__Entries shown__.
=== Begin Enclosure ===
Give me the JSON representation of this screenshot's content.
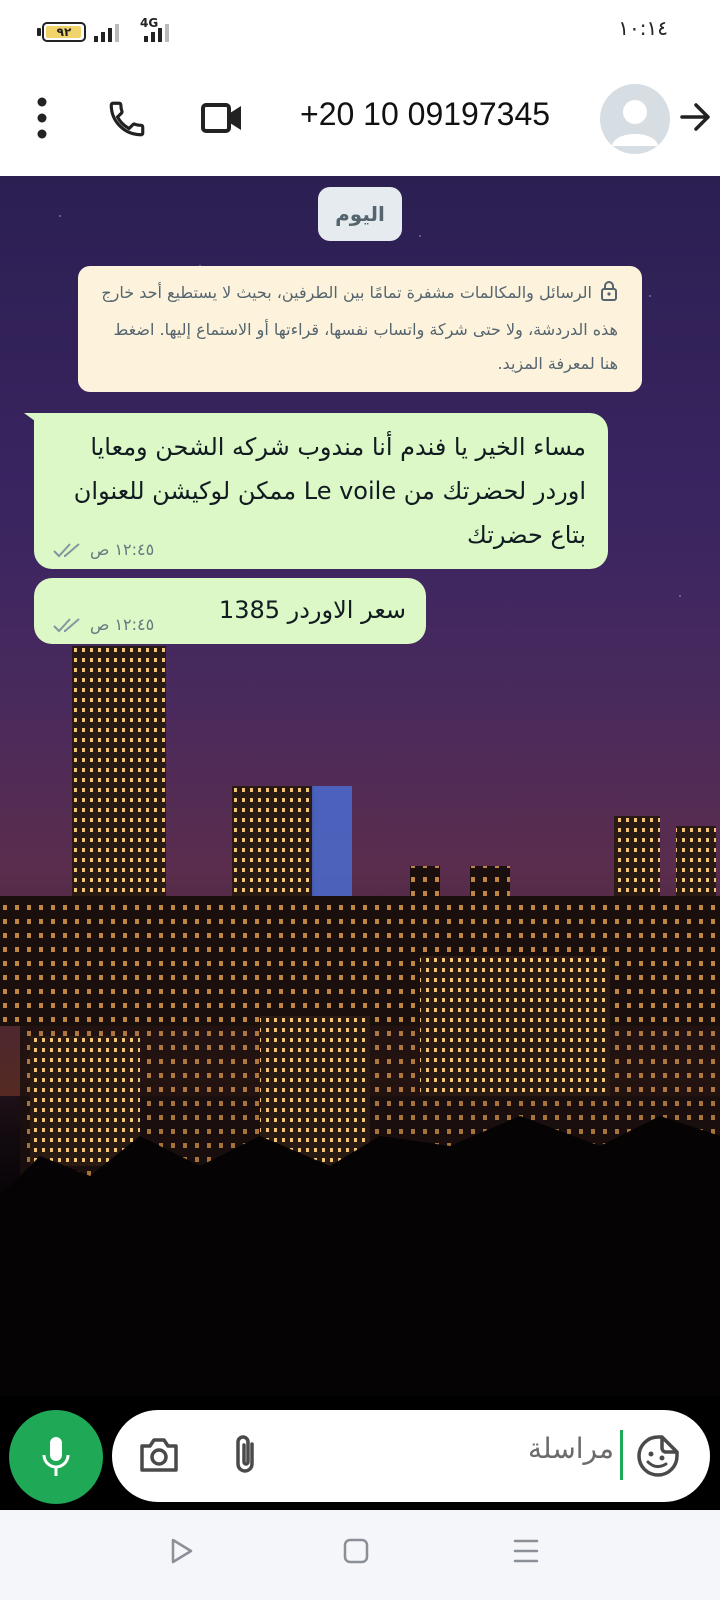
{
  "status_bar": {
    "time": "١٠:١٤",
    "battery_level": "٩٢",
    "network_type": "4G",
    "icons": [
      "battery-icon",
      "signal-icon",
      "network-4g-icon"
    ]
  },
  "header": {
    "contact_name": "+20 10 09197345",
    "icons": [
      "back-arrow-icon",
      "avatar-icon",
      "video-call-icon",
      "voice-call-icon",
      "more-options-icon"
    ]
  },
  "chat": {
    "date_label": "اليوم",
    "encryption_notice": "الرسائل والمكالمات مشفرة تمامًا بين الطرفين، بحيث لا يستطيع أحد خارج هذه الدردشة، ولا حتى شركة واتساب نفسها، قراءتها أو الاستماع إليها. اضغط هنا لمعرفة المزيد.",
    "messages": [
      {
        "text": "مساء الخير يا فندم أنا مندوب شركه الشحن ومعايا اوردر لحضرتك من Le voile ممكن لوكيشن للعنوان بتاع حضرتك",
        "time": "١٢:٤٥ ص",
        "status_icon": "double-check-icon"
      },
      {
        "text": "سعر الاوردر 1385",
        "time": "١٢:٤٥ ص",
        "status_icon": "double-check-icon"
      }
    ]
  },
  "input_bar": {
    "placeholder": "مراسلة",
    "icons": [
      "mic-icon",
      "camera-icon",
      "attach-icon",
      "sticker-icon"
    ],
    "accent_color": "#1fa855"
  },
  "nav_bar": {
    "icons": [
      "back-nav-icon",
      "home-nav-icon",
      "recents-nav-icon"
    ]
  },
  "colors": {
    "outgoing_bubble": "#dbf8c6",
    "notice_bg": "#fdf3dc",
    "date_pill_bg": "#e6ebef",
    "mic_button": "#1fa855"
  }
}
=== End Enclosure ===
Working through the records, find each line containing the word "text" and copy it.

__Written reply__.
        "text": "مساء الخير يا فندم أنا مندوب شركه الشحن ومعايا اوردر لحضرتك من Le voile ممكن لوكيشن للعنوان بتاع حضرتك",
        "text": "سعر الاوردر 1385",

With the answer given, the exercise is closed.